## WORK INSTRUCTIONS
In the data that follows, count every line holding the string "Ajouter" and give the count alone.
....
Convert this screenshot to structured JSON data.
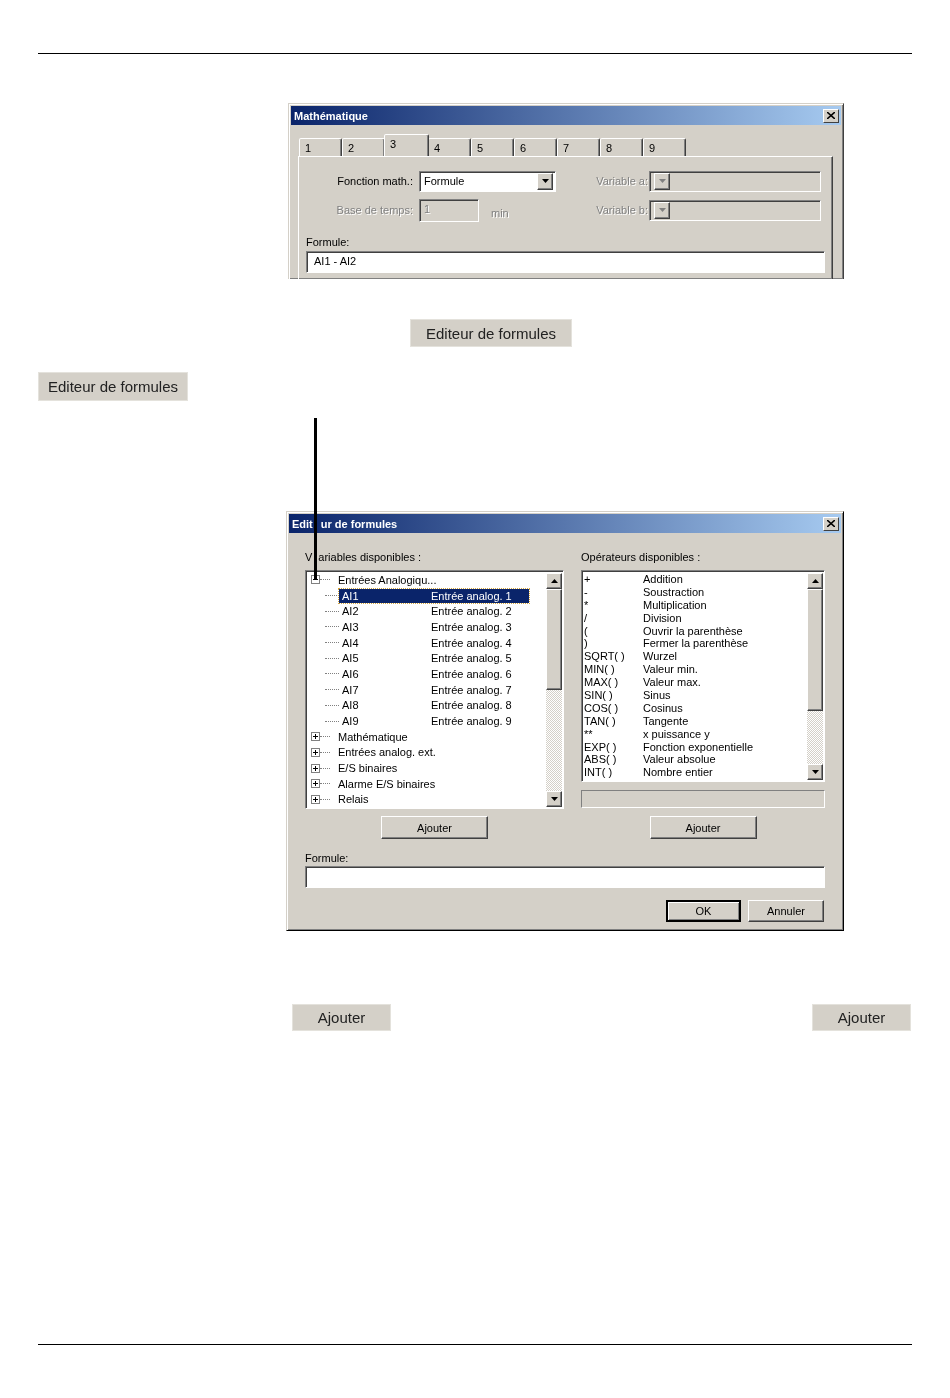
{
  "math_dialog": {
    "title": "Mathématique",
    "tabs": [
      {
        "label": "1",
        "selected": false
      },
      {
        "label": "2",
        "selected": false
      },
      {
        "label": "3",
        "selected": true
      },
      {
        "label": "4",
        "selected": false
      },
      {
        "label": "5",
        "selected": false
      },
      {
        "label": "6",
        "selected": false
      },
      {
        "label": "7",
        "selected": false
      },
      {
        "label": "8",
        "selected": false
      },
      {
        "label": "9",
        "selected": false
      }
    ],
    "function": {
      "label": "Fonction math.:",
      "value": "Formule",
      "disabled": false
    },
    "time_base": {
      "label": "Base de temps:",
      "value": "1",
      "unit": "min",
      "disabled": true
    },
    "variable_a": {
      "label": "Variable a:",
      "disabled": true
    },
    "variable_b": {
      "label": "Variable b:",
      "disabled": true
    },
    "formula": {
      "label": "Formule:",
      "value": "AI1 - AI2"
    }
  },
  "editor_button_center": {
    "label": "Editeur de formules"
  },
  "editor_button_left": {
    "label": "Editeur de formules"
  },
  "formula_editor": {
    "title_parts": [
      "Edit",
      "ur de formules"
    ],
    "variables_label_parts": [
      "V",
      "ariables disponibles :"
    ],
    "variables_tree": [
      {
        "label": "Entrées Analogiqu...",
        "expanded": true,
        "children": [
          {
            "name": "AI1",
            "description": "Entrée analog. 1",
            "selected": true
          },
          {
            "name": "AI2",
            "description": "Entrée analog. 2",
            "selected": false
          },
          {
            "name": "AI3",
            "description": "Entrée analog. 3",
            "selected": false
          },
          {
            "name": "AI4",
            "description": "Entrée analog. 4",
            "selected": false
          },
          {
            "name": "AI5",
            "description": "Entrée analog. 5",
            "selected": false
          },
          {
            "name": "AI6",
            "description": "Entrée analog. 6",
            "selected": false
          },
          {
            "name": "AI7",
            "description": "Entrée analog. 7",
            "selected": false
          },
          {
            "name": "AI8",
            "description": "Entrée analog. 8",
            "selected": false
          },
          {
            "name": "AI9",
            "description": "Entrée analog. 9",
            "selected": false
          }
        ]
      },
      {
        "label": "Mathématique",
        "expanded": false
      },
      {
        "label": "Entrées analog. ext.",
        "expanded": false
      },
      {
        "label": "E/S binaires",
        "expanded": false
      },
      {
        "label": "Alarme E/S binaires",
        "expanded": false
      },
      {
        "label": "Relais",
        "expanded": false
      }
    ],
    "operators_label": "Opérateurs disponibles :",
    "operators": [
      {
        "symbol": "+",
        "description": "Addition"
      },
      {
        "symbol": "-",
        "description": "Soustraction"
      },
      {
        "symbol": "*",
        "description": "Multiplication"
      },
      {
        "symbol": "/",
        "description": "Division"
      },
      {
        "symbol": "(",
        "description": "Ouvrir la parenthèse"
      },
      {
        "symbol": ")",
        "description": "Fermer la parenthèse"
      },
      {
        "symbol": "SQRT( )",
        "description": "Wurzel"
      },
      {
        "symbol": "MIN( )",
        "description": "Valeur min."
      },
      {
        "symbol": "MAX( )",
        "description": "Valeur max."
      },
      {
        "symbol": "SIN( )",
        "description": "Sinus"
      },
      {
        "symbol": "COS( )",
        "description": "Cosinus"
      },
      {
        "symbol": "TAN( )",
        "description": "Tangente"
      },
      {
        "symbol": "**",
        "description": "x puissance y"
      },
      {
        "symbol": "EXP( )",
        "description": "Fonction exponentielle"
      },
      {
        "symbol": "ABS( )",
        "description": "Valeur absolue"
      },
      {
        "symbol": "INT( )",
        "description": "Nombre entier"
      }
    ],
    "add_variable_button": "Ajouter",
    "add_operator_button": "Ajouter",
    "formula_label": "Formule:",
    "ok_button": "OK",
    "cancel_button": "Annuler"
  },
  "bottom_buttons": [
    "Ajouter",
    "Ajouter"
  ]
}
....
## EXERCISE ANSWER
4